Although as an infant Remini was baptized a Catholic, she became a Scientologist when she was 9 years old, along with her mom, Vicki Marshall, who eventually rose to one of Scientology’s highest ranks. Remini’s husband, restaurateur Angelo Pagan, with whom she has a daughter, Sofia, 9, has also taken Scientology courses. “Leah was very involved in the humanitarian things, the ministry efforts,” says Remini-Wiskow, 45, who left the church herself in 2005.
But after the incident at Cruise’s wedding, “Leah began questioning,” Remini-Wiskow says. She called the church to ask again about Shelly. “She said, ‘Can I call her? If [she’s] okay, I’ll move on.’ They said, ‘Write her a letter and we’ll give it to her.’ ” (The church spokesperson says Shelly Miscavige is a “private person” and denies she is being hidden from Remini or others.) Remini’s sister says Scientology officials started pulling Leah in and doing security checks at the church’s Clearwater, Fla., headquarters.

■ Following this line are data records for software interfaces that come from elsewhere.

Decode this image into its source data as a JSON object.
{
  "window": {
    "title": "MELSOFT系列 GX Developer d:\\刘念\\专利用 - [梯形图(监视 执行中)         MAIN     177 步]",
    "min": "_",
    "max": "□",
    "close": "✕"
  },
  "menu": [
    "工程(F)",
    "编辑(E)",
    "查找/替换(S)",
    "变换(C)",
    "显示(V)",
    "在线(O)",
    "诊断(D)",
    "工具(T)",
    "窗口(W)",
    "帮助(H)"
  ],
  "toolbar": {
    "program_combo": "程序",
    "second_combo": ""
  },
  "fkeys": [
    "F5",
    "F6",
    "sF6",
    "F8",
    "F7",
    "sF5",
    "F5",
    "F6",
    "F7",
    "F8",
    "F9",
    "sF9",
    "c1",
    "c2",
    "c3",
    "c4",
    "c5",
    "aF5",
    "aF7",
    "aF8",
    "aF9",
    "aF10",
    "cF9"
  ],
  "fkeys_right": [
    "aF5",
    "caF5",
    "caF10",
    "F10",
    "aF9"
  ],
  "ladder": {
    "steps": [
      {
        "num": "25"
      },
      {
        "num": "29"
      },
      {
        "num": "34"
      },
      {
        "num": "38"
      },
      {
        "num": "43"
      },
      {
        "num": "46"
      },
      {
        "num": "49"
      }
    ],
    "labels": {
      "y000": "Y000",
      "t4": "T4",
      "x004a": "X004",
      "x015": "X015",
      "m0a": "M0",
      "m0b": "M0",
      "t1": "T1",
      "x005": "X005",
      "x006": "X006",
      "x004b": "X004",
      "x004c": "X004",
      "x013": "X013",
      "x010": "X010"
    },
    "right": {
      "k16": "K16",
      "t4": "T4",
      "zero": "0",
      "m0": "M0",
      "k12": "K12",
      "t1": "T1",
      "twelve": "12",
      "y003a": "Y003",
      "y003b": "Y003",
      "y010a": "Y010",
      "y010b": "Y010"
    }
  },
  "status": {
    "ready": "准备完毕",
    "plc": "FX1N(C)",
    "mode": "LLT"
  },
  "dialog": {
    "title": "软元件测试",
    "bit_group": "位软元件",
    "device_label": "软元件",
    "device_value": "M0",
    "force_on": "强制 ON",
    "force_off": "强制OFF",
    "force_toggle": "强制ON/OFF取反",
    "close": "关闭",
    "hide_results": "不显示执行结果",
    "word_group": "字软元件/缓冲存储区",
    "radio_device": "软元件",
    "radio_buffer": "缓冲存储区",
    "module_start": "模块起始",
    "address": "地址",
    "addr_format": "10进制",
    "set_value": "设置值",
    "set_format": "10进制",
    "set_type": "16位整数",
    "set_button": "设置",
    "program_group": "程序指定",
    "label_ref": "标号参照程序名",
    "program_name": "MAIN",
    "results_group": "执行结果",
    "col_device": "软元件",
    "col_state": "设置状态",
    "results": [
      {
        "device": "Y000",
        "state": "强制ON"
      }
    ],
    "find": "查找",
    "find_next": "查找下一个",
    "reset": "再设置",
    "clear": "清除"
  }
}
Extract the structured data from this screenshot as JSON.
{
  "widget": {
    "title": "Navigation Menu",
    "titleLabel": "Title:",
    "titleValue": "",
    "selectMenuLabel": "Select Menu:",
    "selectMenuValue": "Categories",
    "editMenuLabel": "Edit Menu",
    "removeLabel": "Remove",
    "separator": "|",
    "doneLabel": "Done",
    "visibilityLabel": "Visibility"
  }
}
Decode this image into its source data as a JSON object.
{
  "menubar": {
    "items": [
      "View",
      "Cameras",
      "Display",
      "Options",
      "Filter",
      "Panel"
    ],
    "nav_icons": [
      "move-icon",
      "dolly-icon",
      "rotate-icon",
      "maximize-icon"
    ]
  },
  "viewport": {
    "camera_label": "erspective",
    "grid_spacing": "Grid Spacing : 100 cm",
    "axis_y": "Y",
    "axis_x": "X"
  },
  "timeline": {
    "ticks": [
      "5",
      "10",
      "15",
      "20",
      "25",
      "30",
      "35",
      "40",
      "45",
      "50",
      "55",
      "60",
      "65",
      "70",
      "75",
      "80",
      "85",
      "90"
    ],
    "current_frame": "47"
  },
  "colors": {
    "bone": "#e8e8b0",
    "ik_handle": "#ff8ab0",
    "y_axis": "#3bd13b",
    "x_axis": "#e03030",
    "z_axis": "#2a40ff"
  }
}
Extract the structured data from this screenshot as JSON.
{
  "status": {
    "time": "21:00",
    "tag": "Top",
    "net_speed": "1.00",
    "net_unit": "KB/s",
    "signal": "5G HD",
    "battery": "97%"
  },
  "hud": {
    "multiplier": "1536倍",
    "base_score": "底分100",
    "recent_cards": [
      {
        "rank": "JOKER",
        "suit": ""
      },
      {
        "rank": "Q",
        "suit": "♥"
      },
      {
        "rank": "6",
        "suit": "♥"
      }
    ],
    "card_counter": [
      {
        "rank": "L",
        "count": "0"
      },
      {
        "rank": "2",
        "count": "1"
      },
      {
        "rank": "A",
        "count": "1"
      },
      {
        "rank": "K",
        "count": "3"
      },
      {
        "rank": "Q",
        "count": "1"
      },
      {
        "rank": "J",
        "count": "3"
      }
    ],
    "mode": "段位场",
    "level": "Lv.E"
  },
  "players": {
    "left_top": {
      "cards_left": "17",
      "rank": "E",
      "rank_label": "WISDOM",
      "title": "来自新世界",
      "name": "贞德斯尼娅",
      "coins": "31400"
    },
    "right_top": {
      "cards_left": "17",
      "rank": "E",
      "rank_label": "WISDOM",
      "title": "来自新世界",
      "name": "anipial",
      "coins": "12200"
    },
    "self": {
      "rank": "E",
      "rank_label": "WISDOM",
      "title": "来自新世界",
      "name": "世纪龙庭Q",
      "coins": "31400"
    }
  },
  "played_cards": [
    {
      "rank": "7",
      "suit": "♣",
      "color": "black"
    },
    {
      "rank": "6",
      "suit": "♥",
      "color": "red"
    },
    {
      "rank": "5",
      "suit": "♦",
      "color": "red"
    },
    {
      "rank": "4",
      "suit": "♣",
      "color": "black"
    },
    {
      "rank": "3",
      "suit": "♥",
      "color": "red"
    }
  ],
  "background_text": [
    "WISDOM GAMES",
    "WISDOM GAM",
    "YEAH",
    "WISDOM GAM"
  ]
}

Critics of Scientology say the practice is used to silence questioning members. “It’s an interrogation,” says Tony Ortega, a New York journalist who writes articles critical of the church. The church, her sister claims, also asked its members to “disconnect” from Remini and Scientologist relatives: “People she’s known for 30 years have completely stopped talking to her.” The church maintains that critics misunderstand the nature of security checks, denies that “disconnection” is used against members, and points out that Remini-Wiskow herself was not “disconnected” when she left the church.
Yet Remini-Wiskow says it was attempts to alienate the family that proved to be the last straw. “If they call my mother and say, ‘You have to choose between Leah and the church,’ how is that a church?” she says.
In the days since her decision became public, Remini, whose last prominent TV gig was a short-lived stint as a cohost of The Talk, “has been kind of holed up at home” in Los Angeles, says her sister. “None of her Scientology friends are sticking by her side. I guess you really learn who your friends are.”
Jennifer Lopez, a non-Scientologist, is one. “They’re best friends and they’re fine,” Nicole says. Remini hasn’t yet decided whether she’ll renounce all of Scientology’s teachings entirely. But whatever path she chooses, her family will be by her side. “My mom, my stepdad … everybody is supporting and backing her,” says Remini-Wiskow. “This isn’t going to break her—or us.”